"When I look at this problem, filing the cases isn't the problem. What we need to do is make sure people don't end up on the sidewalk," Vasil said. "I don't think anybody wants to be able to do that. I think what they want to do is look at these cases like an onion. We peel back the first layer and we've solved some of those. Let's work on the second layer and the third layer and see, at the end of the day, when we're finally down to the core of the onion, how many cases are actually left with people with total hardship, and then see what resources we might be able to have to help them out."
Other organizations and leaders aligned with tenants do not share Vasil's optimism about the administration's response.
The RAFT system had a backlog before the new plan, and limits on the expanded funding — such as requiring that tenancy can last for six months or until June 2021 for households with school-aged children — make it "a lot harder" to access, according to Andrea Park, an attorney with the Massachusetts Law Reform Institute.
A free mediation program the administration helped launch with the Office of Public Collaboration has been available for landlords and tenants since Nov. 16, according to an administration spokesperson.
Several other components of the plan have yet to make tangible impacts, Park said. The administration said it would hire lawyers to help more tenants have legal representation during eviction proceedings, but that project is still getting off the ground.
"Not only are those resources not ready now, there was no way they were going to be ready," Park said. "They were announced five days before (the moratorium) ended. There were people who, on Monday morning after the moratorium ended on Saturday night, got eviction notices, like 'you're going to be out in three days.'"
According to Trial Court data, nearly 98% of defendants in rent-related eviction cases in 2020 did not have a lawyer, compared to just 35% of plaintiffs.
Park, Owens and Finfer said they believe lawmakers should take a more forceful approach, backing legislation co-authored by Housing Committee Co-chair Rep. Kevin Honan that would keep a moratorium in place for a year after the state of emergency's end and offer funds to small landlords financially impacted by the crisis.
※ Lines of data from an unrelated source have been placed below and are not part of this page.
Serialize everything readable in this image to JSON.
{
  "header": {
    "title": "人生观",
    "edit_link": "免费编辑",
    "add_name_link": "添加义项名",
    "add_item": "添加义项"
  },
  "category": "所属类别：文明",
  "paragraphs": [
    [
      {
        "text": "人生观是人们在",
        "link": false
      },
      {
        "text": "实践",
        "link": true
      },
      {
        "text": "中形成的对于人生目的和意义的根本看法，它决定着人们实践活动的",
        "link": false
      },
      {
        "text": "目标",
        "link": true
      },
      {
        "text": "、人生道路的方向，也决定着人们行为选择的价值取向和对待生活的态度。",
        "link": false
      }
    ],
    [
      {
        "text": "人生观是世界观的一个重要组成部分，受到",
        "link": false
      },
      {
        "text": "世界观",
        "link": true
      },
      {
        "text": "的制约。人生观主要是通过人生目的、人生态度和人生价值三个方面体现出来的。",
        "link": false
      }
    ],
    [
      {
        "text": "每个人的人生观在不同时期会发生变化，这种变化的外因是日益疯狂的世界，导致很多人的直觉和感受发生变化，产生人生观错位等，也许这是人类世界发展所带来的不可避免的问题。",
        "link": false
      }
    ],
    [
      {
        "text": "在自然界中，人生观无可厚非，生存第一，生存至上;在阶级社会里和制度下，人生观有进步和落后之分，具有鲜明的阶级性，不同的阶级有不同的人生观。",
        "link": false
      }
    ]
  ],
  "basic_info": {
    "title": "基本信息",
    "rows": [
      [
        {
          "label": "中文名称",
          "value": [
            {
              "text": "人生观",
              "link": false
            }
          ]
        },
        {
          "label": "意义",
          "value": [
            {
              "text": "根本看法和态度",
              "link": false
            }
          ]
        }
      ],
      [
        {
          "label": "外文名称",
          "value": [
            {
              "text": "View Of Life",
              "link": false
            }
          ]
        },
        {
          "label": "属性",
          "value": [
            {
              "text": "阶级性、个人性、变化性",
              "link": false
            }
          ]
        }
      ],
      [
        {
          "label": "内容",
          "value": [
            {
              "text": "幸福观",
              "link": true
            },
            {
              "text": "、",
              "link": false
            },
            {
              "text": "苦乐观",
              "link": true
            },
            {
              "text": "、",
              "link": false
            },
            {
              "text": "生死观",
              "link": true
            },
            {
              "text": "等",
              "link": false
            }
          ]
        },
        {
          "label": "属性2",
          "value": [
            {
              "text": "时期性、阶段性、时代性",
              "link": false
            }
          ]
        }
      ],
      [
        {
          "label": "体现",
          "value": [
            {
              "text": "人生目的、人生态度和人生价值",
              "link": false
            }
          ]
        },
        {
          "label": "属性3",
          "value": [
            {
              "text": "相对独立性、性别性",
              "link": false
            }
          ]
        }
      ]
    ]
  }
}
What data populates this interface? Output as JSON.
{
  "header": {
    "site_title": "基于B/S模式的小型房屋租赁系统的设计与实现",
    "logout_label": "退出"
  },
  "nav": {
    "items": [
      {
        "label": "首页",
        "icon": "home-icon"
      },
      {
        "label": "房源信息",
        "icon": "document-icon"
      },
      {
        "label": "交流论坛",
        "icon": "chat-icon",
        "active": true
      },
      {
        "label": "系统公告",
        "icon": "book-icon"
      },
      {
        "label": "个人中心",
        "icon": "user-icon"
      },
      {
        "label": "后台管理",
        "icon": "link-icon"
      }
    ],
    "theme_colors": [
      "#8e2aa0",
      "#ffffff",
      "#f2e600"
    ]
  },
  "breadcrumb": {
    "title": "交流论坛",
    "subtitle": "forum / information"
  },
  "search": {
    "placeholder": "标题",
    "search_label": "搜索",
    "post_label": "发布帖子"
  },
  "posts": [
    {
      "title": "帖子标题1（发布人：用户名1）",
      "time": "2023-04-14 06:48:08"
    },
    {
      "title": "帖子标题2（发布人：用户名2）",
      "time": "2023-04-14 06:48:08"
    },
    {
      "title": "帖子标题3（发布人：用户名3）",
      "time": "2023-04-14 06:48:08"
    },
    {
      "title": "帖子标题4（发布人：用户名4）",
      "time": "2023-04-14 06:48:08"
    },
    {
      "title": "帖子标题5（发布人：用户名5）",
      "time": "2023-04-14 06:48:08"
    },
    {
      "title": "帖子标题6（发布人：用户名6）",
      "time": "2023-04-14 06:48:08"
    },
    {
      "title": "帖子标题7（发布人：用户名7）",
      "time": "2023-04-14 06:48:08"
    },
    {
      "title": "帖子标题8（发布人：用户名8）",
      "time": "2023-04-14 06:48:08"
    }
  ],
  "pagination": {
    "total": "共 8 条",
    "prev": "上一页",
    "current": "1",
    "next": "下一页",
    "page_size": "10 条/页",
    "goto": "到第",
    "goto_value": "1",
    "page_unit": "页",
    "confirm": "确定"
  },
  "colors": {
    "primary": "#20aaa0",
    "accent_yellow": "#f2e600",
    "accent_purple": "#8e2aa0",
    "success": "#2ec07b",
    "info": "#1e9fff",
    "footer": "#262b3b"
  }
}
That bill has failed to gain traction. In October, Honan said it needed more time and work after it cleared his committee. It remains before the House Rules Committee chaired by Canton Democrat Rep. William Galvin.
Some additional protections may emerge through the state budgeting process.
The compromise budget on Gov. Baker's desk makes substantial investments in housing subsidies and homeless shelters, and calls on the administration to report on how its eviction diversion program is faring. Those diversion programs are supplemented by pledges from housing owners or operators in charge of more than 57,000 units in Masachusetts to attempt to avoid evictions and instead reach payment plan agreements with tenants.
For Park, though, those steps are only a bandage.
"It's not enough, what's happening in the budget, but I think it will be something," she said. "The budget components primarily will slow down the eviction process and wait for the RAFT application process to play out, but we're still in a very dangerous moment."